We are indebted to Rohan Pohl and Tom Norman from the Department for Transport for their time and patience in answering all our questions on this subject.

Also from UK campsite forum

There's been a post on another forum I use about rear seat belts. The person involved has contacted the MoT people and the Department of Transport and got the following responses :

From VOSA (the MoT people) :

"As far as the MOT test is concerned, there are no requirements for forwardfacing rear seats in a motorhome to be fitted with seatbelts.However rules on the legality of people travelling in a vehicle withoutseatbelts can only be answered by the Department for Transport in London"

And from Department for Transport:
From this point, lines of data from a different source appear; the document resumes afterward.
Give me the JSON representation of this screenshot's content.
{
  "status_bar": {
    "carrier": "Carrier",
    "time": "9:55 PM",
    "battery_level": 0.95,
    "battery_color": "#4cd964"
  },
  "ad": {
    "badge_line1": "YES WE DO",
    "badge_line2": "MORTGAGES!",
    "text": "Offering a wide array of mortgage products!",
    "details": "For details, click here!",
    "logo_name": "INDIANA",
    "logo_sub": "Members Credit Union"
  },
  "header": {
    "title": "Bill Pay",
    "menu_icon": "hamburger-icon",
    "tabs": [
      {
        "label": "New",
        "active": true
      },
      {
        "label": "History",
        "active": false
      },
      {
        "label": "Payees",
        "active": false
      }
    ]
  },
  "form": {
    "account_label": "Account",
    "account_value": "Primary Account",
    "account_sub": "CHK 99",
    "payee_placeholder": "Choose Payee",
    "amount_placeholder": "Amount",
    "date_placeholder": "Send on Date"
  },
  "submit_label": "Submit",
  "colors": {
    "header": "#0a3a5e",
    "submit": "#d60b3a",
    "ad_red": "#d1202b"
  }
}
"There is no current legal requirement to have seat belts fitted to sidefacing seats, or seats that make up the accommodation area in motor caravans, which are normally used only when the vehicle is stationary and are not designated as travelling seats. Seat belts are not designed to be used with side-facing seats and, although it is not illegal to use them, with or without seat belts, we would not advise that they are used. Seat belts on these seats may help to prevent the wearer being thrown around the vehicle or from being ejected, but in a frontal crash they can increase injury risk by subjecting vulnerable parts of the body to higher loads than belts used on forward facing seats. Our advice is that passengers are safest in a forward or rearward facing seat equipped with a lap belt or, preferably, a three-point belt. Any seat belts fitted must comply with the latest British or European standards and be marked accordingly with either the 'e', 'E' or BS 'Kitemark'. The seat belt anchorage points should also be designed so that they will be capable of withstanding the high forces of an impact. We strongly recommend that they are installed professionally by qualified persons (such as at a commercial garage or seat belt specialist). Seat belt wearing regulations require all seat belts to be worn where they are fitted. You also ought to be aware that if the police see people being carried in the rear of a vehicle in what they consider to be a dangerous manner, then they have powers that will enable them to prosecute. They do use this to deal with adults or children not using seat belts in the rear of vehicles."

Interesting. Hope this clears it up for everyone.